What is being asked:
Search the records for the word "JSON" and copy every line in which it occurs.

Data under study:
####

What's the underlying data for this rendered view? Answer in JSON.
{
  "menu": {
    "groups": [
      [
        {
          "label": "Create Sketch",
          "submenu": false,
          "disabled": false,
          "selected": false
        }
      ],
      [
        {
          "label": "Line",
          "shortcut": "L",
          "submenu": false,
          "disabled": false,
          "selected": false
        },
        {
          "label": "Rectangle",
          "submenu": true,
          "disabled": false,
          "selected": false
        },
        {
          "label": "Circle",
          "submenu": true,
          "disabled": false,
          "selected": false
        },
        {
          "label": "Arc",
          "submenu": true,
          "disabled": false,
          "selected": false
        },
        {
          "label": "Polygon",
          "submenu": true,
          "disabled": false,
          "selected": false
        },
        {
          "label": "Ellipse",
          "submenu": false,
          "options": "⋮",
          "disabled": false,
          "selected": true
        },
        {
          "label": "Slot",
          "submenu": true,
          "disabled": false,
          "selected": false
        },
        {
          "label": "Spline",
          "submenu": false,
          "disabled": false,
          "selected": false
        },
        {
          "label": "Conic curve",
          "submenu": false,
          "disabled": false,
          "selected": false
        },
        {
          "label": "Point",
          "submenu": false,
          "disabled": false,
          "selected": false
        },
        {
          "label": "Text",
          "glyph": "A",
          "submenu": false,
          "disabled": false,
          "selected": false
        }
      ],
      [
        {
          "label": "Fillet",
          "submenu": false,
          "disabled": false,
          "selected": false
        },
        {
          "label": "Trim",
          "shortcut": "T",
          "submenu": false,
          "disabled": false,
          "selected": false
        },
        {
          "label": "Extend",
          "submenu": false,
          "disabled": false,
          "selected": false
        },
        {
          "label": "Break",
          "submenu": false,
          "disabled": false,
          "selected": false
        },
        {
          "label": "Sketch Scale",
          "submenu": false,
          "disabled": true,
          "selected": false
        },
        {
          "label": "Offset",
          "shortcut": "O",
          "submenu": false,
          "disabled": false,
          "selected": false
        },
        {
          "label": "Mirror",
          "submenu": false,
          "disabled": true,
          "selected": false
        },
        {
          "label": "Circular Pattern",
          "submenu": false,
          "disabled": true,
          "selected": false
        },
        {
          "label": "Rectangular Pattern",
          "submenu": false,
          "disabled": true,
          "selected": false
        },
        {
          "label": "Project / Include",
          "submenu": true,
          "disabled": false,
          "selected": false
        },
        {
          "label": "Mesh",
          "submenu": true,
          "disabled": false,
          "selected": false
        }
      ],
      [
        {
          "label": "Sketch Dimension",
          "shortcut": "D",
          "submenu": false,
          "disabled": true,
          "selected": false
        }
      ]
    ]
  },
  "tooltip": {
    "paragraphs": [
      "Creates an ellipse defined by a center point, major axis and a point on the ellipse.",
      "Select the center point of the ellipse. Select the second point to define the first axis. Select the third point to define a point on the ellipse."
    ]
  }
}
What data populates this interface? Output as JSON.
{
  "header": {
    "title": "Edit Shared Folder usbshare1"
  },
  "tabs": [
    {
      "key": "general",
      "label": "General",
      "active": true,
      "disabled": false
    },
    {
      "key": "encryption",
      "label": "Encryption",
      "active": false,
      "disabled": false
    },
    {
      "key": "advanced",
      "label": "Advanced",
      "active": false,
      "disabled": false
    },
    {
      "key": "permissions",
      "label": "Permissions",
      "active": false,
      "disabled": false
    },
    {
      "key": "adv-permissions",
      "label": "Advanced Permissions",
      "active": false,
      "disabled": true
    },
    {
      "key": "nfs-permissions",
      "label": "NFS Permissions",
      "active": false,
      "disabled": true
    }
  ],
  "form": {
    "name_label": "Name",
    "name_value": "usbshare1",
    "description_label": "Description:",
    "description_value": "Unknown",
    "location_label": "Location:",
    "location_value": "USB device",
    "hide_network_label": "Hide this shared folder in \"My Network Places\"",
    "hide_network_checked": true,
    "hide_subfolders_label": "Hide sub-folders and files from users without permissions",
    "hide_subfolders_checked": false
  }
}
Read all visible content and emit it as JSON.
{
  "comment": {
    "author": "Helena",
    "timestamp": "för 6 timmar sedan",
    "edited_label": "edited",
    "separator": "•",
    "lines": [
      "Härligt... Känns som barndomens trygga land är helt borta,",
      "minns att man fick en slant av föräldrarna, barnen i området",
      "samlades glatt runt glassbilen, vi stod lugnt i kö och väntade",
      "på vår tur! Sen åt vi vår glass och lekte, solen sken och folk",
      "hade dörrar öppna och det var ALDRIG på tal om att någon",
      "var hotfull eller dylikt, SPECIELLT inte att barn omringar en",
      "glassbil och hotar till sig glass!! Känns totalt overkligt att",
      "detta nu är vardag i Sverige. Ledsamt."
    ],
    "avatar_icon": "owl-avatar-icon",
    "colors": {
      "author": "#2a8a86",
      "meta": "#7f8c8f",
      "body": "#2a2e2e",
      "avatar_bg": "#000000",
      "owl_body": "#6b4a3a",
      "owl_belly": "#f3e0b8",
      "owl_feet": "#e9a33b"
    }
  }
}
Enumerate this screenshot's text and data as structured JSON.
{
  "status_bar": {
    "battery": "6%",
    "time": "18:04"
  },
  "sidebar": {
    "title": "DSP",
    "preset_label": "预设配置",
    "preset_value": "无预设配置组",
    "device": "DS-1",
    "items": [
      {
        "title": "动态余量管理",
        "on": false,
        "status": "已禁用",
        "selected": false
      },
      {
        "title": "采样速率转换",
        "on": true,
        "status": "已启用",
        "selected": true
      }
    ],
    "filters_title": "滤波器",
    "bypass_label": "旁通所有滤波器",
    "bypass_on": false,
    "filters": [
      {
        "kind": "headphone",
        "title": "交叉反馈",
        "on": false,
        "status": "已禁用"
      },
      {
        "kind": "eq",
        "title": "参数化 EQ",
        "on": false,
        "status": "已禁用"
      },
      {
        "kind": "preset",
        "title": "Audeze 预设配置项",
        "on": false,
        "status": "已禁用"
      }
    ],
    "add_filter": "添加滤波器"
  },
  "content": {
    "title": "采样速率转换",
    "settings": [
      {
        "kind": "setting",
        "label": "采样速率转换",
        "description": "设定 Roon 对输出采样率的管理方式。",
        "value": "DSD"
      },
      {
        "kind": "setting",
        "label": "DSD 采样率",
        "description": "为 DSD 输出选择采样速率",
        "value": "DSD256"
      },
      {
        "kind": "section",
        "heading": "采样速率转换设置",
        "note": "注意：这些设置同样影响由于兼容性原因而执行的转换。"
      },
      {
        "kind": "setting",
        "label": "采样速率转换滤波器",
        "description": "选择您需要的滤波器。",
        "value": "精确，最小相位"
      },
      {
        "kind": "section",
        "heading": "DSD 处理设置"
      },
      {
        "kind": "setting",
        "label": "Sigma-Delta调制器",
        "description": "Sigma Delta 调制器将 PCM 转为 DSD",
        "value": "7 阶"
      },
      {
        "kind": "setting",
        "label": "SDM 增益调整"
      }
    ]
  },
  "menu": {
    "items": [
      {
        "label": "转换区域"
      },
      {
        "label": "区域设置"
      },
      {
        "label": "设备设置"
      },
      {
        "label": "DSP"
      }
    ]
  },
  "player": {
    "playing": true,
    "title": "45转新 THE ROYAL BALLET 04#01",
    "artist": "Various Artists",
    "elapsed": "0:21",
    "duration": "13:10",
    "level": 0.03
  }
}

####

Reply:
What's the underlying data for this rendered view? Answer in JSON.
What data populates this interface? Output as JSON.
Read all visible content and emit it as JSON.
Enumerate this screenshot's text and data as structured JSON.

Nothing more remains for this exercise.